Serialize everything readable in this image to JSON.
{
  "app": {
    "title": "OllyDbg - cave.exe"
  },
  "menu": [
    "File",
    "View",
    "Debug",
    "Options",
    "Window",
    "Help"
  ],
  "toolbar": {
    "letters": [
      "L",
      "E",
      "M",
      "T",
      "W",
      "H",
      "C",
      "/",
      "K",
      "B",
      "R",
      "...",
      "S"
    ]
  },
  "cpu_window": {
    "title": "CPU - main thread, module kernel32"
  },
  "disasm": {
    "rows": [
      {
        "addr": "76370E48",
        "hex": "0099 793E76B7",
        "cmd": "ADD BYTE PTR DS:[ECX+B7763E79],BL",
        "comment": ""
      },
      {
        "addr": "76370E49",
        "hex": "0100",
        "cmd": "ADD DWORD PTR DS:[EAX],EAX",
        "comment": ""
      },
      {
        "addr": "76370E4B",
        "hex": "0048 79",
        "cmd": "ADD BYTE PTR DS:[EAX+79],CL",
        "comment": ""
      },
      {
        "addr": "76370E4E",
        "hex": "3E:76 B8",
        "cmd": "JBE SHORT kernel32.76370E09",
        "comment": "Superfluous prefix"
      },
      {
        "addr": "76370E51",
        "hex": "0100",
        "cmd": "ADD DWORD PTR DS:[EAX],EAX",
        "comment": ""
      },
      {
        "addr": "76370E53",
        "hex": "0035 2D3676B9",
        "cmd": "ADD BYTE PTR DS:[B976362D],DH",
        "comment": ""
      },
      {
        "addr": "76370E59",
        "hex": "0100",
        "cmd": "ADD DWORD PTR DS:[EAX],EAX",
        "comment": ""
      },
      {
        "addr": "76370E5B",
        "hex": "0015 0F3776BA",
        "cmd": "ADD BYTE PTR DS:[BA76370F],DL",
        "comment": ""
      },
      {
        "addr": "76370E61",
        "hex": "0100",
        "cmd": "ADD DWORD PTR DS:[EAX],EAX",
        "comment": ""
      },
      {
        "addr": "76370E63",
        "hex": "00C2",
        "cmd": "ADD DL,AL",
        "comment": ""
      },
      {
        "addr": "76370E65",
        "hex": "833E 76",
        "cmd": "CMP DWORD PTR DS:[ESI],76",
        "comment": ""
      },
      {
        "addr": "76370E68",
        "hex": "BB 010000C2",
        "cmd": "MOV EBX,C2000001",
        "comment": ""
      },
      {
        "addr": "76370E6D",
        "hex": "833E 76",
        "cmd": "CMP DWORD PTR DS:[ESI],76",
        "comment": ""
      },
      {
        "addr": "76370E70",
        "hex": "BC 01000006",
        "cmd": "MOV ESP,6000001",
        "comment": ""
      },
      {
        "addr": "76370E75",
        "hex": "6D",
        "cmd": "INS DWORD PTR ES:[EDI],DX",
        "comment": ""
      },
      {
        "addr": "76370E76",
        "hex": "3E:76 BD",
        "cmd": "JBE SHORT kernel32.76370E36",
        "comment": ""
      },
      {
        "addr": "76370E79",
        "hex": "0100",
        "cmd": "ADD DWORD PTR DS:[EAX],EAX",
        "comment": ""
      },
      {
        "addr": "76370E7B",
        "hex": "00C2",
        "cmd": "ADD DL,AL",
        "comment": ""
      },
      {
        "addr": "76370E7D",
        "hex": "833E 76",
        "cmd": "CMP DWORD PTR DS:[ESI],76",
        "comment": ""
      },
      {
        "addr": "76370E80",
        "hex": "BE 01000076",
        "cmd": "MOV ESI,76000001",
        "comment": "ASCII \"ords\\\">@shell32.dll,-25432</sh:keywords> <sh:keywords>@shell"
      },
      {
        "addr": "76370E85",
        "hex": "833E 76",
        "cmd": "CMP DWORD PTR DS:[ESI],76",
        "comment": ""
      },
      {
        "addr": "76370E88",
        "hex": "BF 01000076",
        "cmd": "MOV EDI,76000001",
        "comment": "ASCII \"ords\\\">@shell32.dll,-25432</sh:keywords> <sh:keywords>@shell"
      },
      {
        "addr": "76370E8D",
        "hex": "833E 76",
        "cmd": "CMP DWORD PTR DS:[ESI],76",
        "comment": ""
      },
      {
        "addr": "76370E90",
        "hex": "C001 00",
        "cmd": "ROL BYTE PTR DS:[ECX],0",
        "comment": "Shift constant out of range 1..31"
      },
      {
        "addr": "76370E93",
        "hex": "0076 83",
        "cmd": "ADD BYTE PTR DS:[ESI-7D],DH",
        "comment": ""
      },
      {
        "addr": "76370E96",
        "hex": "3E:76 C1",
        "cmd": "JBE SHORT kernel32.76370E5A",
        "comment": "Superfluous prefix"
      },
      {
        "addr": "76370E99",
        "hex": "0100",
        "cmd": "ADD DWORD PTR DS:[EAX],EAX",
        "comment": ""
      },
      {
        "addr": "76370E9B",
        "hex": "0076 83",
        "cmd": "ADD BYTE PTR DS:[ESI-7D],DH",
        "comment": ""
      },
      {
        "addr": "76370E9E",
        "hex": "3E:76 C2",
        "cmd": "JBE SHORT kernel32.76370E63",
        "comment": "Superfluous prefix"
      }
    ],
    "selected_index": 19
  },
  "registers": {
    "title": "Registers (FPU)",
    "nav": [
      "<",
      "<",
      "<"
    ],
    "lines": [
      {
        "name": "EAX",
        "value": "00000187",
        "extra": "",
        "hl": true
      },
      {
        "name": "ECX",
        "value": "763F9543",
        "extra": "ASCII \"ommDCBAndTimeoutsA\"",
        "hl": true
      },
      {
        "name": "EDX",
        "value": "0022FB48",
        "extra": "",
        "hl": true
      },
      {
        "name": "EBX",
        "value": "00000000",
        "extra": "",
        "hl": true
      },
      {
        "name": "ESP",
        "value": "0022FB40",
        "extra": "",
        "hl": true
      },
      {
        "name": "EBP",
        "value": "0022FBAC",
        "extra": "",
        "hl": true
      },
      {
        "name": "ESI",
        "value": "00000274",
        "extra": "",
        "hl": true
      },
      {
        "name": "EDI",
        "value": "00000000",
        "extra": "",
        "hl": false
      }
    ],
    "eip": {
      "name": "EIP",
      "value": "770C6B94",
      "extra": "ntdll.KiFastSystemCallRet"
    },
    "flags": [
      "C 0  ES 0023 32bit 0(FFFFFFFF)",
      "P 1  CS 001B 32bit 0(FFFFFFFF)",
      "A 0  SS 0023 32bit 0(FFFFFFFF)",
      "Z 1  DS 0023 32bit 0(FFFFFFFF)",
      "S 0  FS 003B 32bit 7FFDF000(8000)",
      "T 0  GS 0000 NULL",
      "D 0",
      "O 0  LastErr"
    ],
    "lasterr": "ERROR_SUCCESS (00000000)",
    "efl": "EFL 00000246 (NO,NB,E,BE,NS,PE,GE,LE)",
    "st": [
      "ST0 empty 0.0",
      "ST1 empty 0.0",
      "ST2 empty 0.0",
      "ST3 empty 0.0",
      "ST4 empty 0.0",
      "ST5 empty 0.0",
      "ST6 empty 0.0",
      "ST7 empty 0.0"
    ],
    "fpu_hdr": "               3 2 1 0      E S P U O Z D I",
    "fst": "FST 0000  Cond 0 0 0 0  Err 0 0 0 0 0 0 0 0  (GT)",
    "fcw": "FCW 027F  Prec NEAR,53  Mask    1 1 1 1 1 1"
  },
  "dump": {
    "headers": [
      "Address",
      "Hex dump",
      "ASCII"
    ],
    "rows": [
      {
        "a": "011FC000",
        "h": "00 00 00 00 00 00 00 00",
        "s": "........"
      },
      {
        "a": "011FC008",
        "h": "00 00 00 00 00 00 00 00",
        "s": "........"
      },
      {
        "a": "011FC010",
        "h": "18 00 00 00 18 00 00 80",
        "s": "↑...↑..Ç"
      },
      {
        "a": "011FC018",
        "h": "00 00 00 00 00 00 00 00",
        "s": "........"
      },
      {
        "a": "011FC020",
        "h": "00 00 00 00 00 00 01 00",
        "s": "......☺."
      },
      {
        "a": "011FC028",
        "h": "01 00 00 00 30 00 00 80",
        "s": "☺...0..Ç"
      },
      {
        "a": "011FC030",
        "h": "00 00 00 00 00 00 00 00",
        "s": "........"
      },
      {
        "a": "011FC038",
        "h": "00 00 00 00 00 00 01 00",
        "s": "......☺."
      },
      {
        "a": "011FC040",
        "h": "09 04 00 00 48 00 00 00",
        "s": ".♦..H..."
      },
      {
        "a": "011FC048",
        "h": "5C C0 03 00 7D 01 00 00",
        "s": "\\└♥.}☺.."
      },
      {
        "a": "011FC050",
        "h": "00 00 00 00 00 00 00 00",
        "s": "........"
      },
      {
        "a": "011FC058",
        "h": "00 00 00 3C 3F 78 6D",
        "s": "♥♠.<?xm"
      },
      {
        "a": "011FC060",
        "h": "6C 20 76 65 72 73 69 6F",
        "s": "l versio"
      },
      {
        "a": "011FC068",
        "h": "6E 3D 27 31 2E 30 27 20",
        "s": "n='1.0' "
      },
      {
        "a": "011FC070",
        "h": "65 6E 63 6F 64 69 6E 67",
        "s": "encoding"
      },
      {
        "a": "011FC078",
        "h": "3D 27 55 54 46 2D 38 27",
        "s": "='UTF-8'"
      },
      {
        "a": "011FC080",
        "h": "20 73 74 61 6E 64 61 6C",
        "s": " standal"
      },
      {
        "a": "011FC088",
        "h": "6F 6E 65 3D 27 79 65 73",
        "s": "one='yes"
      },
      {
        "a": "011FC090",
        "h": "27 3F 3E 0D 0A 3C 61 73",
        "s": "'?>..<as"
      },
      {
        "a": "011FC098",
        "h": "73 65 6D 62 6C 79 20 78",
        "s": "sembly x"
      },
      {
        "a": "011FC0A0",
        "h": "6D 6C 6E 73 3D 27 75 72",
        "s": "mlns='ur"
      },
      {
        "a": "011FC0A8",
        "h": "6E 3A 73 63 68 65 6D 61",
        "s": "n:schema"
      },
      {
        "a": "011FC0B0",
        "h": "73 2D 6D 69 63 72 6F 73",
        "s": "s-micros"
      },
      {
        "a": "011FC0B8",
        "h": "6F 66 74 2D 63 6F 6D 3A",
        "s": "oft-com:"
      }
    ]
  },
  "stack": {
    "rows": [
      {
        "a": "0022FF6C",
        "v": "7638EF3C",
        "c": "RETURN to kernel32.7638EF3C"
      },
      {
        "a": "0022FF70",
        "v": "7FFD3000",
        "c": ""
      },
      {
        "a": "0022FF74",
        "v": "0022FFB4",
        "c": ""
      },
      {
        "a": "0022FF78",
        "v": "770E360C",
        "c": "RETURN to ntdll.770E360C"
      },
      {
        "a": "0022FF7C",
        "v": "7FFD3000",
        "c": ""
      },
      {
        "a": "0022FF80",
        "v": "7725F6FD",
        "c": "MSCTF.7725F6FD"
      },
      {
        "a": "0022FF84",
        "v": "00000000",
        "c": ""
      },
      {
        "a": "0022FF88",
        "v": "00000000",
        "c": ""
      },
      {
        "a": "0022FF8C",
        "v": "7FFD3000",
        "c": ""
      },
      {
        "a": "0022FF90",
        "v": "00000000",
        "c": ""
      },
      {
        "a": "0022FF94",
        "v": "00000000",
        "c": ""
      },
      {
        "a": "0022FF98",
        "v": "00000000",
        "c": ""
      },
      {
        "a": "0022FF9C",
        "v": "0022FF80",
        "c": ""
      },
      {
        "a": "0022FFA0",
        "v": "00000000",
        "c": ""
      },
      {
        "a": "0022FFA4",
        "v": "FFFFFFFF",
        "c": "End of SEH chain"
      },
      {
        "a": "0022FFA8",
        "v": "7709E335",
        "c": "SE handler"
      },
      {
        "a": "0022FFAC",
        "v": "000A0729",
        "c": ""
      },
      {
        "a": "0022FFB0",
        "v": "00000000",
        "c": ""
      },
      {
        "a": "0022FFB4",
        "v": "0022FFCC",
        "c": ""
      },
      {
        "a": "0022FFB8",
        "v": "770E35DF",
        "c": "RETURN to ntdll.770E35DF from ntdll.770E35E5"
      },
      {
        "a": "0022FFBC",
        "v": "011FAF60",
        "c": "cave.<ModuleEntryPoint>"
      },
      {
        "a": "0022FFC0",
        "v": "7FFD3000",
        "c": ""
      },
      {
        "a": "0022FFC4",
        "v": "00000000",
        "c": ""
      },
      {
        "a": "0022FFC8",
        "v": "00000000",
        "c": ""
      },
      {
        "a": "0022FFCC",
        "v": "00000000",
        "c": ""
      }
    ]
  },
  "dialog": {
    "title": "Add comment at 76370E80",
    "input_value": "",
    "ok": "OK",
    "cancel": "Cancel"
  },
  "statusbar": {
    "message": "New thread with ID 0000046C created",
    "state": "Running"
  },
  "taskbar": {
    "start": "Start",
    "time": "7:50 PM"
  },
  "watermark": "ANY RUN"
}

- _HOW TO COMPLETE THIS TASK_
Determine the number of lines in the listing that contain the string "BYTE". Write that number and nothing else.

- _RESPONSE TO THE TASK_
7